=== Task statement ===
Go through the listing beneath and show each line containing the string "SECURITY".

╭─ Given records

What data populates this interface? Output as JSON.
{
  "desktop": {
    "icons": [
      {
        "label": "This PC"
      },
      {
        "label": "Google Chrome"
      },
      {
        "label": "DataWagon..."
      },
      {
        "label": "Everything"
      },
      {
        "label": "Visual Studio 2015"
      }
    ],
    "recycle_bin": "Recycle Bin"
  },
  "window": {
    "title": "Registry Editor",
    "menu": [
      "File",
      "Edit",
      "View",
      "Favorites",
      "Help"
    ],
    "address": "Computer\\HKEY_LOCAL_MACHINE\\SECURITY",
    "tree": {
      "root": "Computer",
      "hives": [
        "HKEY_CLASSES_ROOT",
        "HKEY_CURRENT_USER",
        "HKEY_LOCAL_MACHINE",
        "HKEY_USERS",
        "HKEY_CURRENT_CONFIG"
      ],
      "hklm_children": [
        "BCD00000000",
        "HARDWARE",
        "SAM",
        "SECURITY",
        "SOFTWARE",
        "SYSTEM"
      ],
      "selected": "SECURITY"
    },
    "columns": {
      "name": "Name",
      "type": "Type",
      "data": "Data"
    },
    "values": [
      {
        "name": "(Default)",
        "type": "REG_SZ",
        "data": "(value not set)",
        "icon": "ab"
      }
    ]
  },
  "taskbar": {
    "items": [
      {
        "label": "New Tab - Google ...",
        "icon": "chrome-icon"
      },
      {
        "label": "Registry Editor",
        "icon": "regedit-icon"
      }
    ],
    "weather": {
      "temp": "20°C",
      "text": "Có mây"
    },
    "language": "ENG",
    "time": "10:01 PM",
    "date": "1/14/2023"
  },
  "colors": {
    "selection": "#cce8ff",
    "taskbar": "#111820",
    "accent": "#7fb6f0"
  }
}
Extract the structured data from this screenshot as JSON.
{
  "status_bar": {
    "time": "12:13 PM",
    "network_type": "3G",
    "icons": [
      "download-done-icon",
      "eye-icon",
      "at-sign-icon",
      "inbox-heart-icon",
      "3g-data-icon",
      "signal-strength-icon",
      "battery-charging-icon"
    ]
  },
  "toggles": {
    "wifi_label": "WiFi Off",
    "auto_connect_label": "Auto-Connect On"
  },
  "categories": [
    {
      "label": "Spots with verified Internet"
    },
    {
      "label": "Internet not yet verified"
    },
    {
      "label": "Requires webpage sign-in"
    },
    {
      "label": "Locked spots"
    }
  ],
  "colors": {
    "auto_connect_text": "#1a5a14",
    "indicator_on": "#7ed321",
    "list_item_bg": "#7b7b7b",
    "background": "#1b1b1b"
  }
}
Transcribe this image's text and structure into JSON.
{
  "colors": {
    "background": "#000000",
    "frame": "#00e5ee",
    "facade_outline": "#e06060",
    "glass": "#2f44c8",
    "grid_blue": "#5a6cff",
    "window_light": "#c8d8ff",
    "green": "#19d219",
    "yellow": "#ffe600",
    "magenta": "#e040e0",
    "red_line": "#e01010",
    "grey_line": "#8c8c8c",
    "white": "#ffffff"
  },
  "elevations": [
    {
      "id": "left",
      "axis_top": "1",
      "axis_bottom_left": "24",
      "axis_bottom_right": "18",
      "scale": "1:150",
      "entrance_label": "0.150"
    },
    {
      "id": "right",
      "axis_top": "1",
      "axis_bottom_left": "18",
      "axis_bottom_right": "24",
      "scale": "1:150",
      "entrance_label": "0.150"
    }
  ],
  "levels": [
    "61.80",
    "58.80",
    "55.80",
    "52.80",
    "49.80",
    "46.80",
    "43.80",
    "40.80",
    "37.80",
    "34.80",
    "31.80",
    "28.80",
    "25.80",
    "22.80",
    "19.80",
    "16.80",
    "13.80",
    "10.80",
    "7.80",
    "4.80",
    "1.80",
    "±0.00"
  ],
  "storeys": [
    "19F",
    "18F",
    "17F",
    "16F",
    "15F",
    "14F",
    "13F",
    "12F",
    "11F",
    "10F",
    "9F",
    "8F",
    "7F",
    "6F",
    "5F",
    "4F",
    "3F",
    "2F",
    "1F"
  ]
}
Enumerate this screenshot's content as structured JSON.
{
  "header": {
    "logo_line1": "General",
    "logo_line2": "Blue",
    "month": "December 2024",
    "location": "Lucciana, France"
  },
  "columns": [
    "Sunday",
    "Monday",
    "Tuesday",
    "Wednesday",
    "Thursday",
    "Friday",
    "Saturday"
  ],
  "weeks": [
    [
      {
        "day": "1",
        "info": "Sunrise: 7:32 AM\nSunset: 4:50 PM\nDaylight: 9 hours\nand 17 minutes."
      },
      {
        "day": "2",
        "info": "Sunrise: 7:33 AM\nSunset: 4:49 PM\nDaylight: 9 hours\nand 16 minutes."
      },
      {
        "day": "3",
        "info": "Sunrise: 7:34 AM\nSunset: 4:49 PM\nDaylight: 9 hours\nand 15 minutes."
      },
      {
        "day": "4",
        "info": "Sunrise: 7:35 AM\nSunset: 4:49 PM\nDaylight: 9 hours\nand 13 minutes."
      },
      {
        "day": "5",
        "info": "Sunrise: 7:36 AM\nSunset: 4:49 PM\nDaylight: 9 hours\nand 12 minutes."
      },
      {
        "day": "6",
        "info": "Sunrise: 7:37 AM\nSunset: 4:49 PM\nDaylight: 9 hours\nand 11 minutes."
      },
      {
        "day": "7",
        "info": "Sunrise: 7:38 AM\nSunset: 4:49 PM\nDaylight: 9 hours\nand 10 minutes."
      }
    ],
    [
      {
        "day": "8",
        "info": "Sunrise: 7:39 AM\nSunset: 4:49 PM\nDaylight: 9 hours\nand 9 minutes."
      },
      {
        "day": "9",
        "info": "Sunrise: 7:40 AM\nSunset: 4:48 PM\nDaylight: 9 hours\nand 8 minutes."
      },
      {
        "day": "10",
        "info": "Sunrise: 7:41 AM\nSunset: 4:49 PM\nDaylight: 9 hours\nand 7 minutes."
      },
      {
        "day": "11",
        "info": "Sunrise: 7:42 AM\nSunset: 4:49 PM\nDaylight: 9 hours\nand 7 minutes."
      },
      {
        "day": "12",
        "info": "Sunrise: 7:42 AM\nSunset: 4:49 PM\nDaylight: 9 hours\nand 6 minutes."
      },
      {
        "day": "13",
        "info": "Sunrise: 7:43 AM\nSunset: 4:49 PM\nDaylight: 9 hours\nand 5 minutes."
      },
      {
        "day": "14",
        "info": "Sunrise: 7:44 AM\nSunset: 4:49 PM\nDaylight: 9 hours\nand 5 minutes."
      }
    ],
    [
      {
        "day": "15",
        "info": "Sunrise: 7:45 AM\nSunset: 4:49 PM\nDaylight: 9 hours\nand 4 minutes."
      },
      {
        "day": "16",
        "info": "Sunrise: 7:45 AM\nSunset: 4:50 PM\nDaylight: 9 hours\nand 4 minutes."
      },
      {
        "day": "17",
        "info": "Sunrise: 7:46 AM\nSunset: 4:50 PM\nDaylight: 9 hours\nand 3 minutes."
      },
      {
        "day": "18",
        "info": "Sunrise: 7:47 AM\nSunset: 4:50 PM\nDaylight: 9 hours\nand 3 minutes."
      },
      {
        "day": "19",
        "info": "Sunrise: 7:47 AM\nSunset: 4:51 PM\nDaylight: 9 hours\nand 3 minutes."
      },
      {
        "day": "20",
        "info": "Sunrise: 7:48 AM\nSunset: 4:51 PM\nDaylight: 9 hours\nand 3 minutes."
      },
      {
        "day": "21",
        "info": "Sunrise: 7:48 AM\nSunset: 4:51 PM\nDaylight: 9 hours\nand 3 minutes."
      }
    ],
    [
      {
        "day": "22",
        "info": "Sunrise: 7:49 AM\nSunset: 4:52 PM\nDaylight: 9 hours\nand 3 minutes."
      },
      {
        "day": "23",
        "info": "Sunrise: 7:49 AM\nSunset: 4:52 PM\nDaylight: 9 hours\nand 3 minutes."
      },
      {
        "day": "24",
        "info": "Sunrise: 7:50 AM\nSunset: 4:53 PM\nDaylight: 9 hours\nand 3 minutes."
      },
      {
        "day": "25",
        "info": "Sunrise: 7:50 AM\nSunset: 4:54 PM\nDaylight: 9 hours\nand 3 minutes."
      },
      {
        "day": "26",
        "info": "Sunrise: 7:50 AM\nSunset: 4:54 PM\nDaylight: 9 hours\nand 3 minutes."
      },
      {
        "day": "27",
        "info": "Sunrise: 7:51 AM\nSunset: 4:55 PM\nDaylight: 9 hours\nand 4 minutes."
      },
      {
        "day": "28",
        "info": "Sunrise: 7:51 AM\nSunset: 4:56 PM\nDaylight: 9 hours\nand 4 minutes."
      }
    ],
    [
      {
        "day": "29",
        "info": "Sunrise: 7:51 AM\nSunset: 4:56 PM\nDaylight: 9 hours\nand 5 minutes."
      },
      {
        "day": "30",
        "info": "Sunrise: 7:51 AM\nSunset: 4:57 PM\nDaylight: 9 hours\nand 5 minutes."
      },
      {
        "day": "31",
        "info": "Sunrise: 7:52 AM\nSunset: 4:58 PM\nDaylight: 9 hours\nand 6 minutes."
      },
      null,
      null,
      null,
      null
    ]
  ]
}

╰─

=== Response area ===
    "address": "Computer\\HKEY_LOCAL_MACHINE\\SECURITY",
        "SECURITY",
      "selected": "SECURITY"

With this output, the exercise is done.